[BRIEF]
Across all entries below, how many lines include "Total"? Answer with the number alone.
━━━ EXERCISE MATERIAL ━━━
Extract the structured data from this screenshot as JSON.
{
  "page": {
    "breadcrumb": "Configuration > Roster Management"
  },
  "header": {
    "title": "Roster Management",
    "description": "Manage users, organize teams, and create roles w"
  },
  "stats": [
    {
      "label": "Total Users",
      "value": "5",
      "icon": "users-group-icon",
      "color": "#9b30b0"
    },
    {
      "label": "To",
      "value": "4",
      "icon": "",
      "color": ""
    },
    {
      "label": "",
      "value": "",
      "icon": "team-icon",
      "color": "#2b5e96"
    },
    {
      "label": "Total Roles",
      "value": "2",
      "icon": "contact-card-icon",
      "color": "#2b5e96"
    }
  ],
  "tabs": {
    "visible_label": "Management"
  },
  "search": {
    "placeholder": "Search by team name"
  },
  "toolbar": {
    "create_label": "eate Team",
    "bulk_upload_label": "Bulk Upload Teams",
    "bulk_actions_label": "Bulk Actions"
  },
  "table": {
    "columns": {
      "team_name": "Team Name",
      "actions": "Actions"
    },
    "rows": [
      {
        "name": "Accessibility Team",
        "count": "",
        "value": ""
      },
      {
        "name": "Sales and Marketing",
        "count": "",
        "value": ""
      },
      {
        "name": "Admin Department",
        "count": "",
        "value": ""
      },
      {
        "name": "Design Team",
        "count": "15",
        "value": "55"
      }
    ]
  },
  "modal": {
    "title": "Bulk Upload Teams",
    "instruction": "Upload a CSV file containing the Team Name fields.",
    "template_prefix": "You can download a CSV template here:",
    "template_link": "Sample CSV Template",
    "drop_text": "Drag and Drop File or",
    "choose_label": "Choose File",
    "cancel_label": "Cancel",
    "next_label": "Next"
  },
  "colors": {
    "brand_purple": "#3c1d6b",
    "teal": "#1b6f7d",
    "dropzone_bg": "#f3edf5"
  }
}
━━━
[REPLY TO THE TASK]
2